-- Records provided follows --
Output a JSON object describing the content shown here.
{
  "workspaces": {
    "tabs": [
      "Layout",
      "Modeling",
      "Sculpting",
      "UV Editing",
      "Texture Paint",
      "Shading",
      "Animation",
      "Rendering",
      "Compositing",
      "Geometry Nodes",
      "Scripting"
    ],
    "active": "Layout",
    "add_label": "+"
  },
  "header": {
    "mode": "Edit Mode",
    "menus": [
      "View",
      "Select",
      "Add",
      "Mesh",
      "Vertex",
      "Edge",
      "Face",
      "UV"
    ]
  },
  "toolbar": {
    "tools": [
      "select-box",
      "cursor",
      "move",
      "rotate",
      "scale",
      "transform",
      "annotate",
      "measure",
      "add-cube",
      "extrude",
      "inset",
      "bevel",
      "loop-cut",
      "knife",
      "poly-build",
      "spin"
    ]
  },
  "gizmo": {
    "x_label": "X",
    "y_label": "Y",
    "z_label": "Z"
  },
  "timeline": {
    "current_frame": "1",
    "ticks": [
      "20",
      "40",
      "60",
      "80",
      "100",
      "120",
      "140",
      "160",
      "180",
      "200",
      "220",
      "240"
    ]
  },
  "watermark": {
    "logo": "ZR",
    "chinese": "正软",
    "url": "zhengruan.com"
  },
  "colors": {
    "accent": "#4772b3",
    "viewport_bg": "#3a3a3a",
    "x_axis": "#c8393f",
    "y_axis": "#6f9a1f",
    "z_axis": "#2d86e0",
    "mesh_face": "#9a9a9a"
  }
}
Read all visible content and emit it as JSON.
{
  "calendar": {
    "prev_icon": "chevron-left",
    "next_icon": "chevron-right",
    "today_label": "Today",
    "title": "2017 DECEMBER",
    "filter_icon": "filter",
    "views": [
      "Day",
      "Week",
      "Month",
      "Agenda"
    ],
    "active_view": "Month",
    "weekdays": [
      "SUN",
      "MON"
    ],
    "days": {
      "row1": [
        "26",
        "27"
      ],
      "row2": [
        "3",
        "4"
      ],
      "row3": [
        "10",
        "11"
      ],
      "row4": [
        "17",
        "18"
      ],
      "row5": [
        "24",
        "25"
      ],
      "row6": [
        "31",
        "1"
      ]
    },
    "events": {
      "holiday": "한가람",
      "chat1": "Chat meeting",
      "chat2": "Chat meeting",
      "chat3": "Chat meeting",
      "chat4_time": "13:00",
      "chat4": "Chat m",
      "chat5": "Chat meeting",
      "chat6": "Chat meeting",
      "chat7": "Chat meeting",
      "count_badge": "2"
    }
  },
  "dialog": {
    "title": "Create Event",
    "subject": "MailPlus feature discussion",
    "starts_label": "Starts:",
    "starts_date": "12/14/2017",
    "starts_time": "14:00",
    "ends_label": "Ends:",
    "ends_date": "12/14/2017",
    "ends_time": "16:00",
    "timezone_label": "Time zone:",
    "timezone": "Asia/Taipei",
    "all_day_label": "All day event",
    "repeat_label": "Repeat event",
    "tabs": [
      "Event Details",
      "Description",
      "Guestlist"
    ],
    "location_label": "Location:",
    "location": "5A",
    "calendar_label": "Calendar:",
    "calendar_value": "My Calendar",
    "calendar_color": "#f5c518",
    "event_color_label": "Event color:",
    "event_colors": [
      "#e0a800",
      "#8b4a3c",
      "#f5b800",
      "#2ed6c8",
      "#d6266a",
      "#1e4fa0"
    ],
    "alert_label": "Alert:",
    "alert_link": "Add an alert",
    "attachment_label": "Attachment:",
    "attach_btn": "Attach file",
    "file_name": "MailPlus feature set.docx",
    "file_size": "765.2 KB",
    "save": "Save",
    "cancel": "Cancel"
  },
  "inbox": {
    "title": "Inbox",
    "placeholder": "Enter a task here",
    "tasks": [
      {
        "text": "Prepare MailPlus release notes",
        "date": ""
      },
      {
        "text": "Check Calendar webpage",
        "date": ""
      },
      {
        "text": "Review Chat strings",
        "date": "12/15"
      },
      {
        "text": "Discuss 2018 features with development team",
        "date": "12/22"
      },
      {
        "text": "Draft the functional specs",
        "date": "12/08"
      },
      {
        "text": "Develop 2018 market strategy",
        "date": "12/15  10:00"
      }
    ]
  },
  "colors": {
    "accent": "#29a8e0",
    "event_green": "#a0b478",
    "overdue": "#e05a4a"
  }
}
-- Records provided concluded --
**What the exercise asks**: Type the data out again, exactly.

**Response box**:
Output a JSON object describing the content shown here.
{
  "workspaces": {
    "tabs": [
      "Layout",
      "Modeling",
      "Sculpting",
      "UV Editing",
      "Texture Paint",
      "Shading",
      "Animation",
      "Rendering",
      "Compositing",
      "Geometry Nodes",
      "Scripting"
    ],
    "active": "Layout",
    "add_label": "+"
  },
  "header": {
    "mode": "Edit Mode",
    "menus": [
      "View",
      "Select",
      "Add",
      "Mesh",
      "Vertex",
      "Edge",
      "Face",
      "UV"
    ]
  },
  "toolbar": {
    "tools": [
      "select-box",
      "cursor",
      "move",
      "rotate",
      "scale",
      "transform",
      "annotate",
      "measure",
      "add-cube",
      "extrude",
      "inset",
      "bevel",
      "loop-cut",
      "knife",
      "poly-build",
      "spin"
    ]
  },
  "gizmo": {
    "x_label": "X",
    "y_label": "Y",
    "z_label": "Z"
  },
  "timeline": {
    "current_frame": "1",
    "ticks": [
      "20",
      "40",
      "60",
      "80",
      "100",
      "120",
      "140",
      "160",
      "180",
      "200",
      "220",
      "240"
    ]
  },
  "watermark": {
    "logo": "ZR",
    "chinese": "正软",
    "url": "zhengruan.com"
  },
  "colors": {
    "accent": "#4772b3",
    "viewport_bg": "#3a3a3a",
    "x_axis": "#c8393f",
    "y_axis": "#6f9a1f",
    "z_axis": "#2d86e0",
    "mesh_face": "#9a9a9a"
  }
}
Read all visible content and emit it as JSON.
{
  "calendar": {
    "prev_icon": "chevron-left",
    "next_icon": "chevron-right",
    "today_label": "Today",
    "title": "2017 DECEMBER",
    "filter_icon": "filter",
    "views": [
      "Day",
      "Week",
      "Month",
      "Agenda"
    ],
    "active_view": "Month",
    "weekdays": [
      "SUN",
      "MON"
    ],
    "days": {
      "row1": [
        "26",
        "27"
      ],
      "row2": [
        "3",
        "4"
      ],
      "row3": [
        "10",
        "11"
      ],
      "row4": [
        "17",
        "18"
      ],
      "row5": [
        "24",
        "25"
      ],
      "row6": [
        "31",
        "1"
      ]
    },
    "events": {
      "holiday": "한가람",
      "chat1": "Chat meeting",
      "chat2": "Chat meeting",
      "chat3": "Chat meeting",
      "chat4_time": "13:00",
      "chat4": "Chat m",
      "chat5": "Chat meeting",
      "chat6": "Chat meeting",
      "chat7": "Chat meeting",
      "count_badge": "2"
    }
  },
  "dialog": {
    "title": "Create Event",
    "subject": "MailPlus feature discussion",
    "starts_label": "Starts:",
    "starts_date": "12/14/2017",
    "starts_time": "14:00",
    "ends_label": "Ends:",
    "ends_date": "12/14/2017",
    "ends_time": "16:00",
    "timezone_label": "Time zone:",
    "timezone": "Asia/Taipei",
    "all_day_label": "All day event",
    "repeat_label": "Repeat event",
    "tabs": [
      "Event Details",
      "Description",
      "Guestlist"
    ],
    "location_label": "Location:",
    "location": "5A",
    "calendar_label": "Calendar:",
    "calendar_value": "My Calendar",
    "calendar_color": "#f5c518",
    "event_color_label": "Event color:",
    "event_colors": [
      "#e0a800",
      "#8b4a3c",
      "#f5b800",
      "#2ed6c8",
      "#d6266a",
      "#1e4fa0"
    ],
    "alert_label": "Alert:",
    "alert_link": "Add an alert",
    "attachment_label": "Attachment:",
    "attach_btn": "Attach file",
    "file_name": "MailPlus feature set.docx",
    "file_size": "765.2 KB",
    "save": "Save",
    "cancel": "Cancel"
  },
  "inbox": {
    "title": "Inbox",
    "placeholder": "Enter a task here",
    "tasks": [
      {
        "text": "Prepare MailPlus release notes",
        "date": ""
      },
      {
        "text": "Check Calendar webpage",
        "date": ""
      },
      {
        "text": "Review Chat strings",
        "date": "12/15"
      },
      {
        "text": "Discuss 2018 features with development team",
        "date": "12/22"
      },
      {
        "text": "Draft the functional specs",
        "date": "12/08"
      },
      {
        "text": "Develop 2018 market strategy",
        "date": "12/15  10:00"
      }
    ]
  },
  "colors": {
    "accent": "#29a8e0",
    "event_green": "#a0b478",
    "overdue": "#e05a4a"
  }
}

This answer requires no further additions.